I checked my map of the city and noticed a narrow stretch of water identified as the Dambovita River, running from the west to the east, passing just below the Old Town. It was just a couple of blocks south of the garden, so we made our way through some narrow streets to reach it. I was surprised to see it was more like a canal than a river when we reached the concrete banks that channel the river through the city.
Busy roadways abut the canal on either side, but if one focused one’s attention on the water and not the traffic, there was a certain calm that settled in. We decided to walk along the edge of the canal and see where it took us. Here and there along our route we came across pedestrian bridges crossing from one side to the other. Just before we reached the Piata Unirii, we came upon a weir, where the water cascaded over the stone wall and created a small waterfall of sorts.
We were plunged onto the turbulence of overwhelming city traffic once again, so we turned away from the water and made our way into what had once been the Jewish Quarter and on into the core of the Old Town. We spent over an hour admiring several buildings including the Old Princely Court Church and the New St. George’s Church, as well as a former inn that once housed merchants who travelled from far afield to bring produce and other goods to Bucharest.
By mid-afternoon we were starting to get a little peckish, so we thought we’d try our luck getting a table at the Bucharest’s oldest beer house, the Caru’ cu Bere. We knew that reservations were recommended, but as it was just after 3:00pm, we thought we might squeeze in between the lunch and dinner crowds. It has the energy of the famous Hofbrauhaus in Munich, but was even more richly decorated inside.
We could see a few vacant tables here and there so we were very much surprised when the hostess took us down a flight of stairs to a large basement room. We hadn’t come to be separate from all the action, so we abandoned the table and when back upstairs to speak to the woman managing the seating arrangements. I explained that this was our first visit and we would prefer to be seated on the main floor. She found us a pleasant table but we had to assure her we wouldn’t say longer than two hours, as the table was reserved for guests coming at 5:00pm. No problem.
While we waited for our food to arrive, we enjoyed a small loaf of dark bread together with some refreshing drinks. I ordered the cabbage rolls again (just to compare with those from La Mama) and for the life of me, I can’t remember what Anil ordered. It was all good, as salty as all the other food we’d eaten in Romania, and very sleep-inducing. We headed back to our apartment and had a well-deserved rest after all our time on our feet.

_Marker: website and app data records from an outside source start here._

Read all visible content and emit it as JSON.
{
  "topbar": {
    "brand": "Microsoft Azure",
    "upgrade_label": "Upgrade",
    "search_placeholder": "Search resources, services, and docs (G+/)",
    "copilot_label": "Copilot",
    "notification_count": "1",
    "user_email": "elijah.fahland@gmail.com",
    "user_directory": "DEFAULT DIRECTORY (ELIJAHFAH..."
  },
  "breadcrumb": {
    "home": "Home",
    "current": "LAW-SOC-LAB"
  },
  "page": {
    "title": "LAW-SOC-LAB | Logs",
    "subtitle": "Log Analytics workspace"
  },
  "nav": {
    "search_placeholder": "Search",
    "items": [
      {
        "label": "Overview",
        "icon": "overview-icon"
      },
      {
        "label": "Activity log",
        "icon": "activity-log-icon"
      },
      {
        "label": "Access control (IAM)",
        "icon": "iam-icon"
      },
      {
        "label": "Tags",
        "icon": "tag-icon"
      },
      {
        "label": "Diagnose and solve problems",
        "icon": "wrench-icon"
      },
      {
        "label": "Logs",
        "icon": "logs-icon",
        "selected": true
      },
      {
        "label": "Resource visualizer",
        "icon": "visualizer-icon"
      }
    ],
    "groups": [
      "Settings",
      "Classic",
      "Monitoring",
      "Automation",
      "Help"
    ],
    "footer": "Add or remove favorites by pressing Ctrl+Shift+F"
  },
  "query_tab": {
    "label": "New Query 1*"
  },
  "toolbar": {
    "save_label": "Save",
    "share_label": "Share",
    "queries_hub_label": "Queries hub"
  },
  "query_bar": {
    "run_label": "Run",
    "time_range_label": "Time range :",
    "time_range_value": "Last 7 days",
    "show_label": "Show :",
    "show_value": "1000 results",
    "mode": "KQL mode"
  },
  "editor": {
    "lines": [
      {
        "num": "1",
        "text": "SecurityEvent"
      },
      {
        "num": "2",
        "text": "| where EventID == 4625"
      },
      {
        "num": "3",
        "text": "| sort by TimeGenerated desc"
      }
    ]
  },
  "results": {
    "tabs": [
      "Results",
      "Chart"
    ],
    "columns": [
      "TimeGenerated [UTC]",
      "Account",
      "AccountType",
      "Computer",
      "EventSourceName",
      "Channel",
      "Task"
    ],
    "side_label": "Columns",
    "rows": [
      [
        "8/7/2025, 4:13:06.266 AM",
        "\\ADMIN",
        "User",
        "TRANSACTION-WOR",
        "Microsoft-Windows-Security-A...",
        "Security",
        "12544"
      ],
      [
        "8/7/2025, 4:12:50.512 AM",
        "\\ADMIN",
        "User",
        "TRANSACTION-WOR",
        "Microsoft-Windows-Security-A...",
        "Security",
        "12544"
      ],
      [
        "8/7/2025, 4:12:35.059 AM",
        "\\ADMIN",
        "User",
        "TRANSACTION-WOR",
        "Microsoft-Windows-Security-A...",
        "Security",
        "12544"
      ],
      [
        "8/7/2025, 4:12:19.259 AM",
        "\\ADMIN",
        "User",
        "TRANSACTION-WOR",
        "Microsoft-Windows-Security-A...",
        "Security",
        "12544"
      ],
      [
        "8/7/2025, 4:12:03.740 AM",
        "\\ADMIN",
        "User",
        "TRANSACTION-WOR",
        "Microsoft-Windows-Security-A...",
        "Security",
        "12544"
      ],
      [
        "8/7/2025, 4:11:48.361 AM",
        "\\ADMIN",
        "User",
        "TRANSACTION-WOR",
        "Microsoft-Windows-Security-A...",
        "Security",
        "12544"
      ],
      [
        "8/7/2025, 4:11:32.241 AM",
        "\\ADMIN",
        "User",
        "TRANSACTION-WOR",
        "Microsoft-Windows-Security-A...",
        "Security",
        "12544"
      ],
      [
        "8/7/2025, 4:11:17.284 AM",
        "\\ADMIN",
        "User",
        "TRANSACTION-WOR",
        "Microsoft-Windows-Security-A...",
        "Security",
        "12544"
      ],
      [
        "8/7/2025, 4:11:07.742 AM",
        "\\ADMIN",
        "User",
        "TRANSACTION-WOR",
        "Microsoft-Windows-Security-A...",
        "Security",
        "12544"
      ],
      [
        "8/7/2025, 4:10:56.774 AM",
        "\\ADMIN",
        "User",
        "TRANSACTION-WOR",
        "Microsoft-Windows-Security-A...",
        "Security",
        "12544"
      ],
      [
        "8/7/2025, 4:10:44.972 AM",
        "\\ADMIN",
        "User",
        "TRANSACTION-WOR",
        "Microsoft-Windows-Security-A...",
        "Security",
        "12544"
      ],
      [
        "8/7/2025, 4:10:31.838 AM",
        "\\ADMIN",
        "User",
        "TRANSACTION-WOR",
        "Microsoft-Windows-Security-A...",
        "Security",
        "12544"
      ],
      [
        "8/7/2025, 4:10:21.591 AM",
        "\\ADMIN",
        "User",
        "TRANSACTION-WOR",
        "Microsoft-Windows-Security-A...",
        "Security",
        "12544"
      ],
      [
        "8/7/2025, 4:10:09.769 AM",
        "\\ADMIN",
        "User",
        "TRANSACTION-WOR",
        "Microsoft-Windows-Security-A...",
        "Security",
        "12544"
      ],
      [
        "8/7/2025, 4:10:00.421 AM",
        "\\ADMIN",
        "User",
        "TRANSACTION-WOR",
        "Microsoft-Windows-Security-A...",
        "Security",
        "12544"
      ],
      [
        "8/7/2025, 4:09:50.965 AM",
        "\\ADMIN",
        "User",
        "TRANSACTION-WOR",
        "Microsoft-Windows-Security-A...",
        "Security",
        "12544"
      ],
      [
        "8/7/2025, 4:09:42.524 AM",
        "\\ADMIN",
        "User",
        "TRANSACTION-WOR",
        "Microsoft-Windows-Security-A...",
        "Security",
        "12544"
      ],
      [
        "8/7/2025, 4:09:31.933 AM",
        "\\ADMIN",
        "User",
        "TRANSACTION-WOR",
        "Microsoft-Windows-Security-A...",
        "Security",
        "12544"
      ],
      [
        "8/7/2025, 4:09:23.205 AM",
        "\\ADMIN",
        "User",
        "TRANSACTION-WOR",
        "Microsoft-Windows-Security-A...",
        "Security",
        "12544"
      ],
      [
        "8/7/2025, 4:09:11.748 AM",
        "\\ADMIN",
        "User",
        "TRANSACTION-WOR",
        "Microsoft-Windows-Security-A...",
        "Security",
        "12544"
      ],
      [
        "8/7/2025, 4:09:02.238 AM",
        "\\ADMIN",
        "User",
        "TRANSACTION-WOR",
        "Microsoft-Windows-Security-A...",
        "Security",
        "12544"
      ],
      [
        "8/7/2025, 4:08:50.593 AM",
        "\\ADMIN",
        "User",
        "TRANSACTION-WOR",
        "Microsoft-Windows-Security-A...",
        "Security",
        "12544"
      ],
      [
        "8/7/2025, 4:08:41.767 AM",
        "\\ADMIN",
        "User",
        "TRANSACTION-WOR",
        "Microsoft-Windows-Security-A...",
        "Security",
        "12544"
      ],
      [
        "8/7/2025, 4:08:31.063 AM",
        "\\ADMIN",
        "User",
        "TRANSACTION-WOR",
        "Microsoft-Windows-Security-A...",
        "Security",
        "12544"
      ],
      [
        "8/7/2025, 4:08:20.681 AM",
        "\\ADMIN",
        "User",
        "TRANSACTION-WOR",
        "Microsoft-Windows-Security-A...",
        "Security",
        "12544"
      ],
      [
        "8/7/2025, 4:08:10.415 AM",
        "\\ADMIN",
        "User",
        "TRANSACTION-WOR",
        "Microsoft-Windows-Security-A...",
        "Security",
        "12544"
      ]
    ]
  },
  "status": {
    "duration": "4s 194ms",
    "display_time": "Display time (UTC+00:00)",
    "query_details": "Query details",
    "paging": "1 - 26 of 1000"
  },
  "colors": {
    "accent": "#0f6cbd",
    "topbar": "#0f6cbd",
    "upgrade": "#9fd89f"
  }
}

We had a quiet evening as we knew we would have to be up early for our train to Brasov the following morning. I was able to spend some significant time editing my photos, uploading them to my trip journal and doing some of the writing before I got too very far behind. Anil was happy to stick his nose in a book.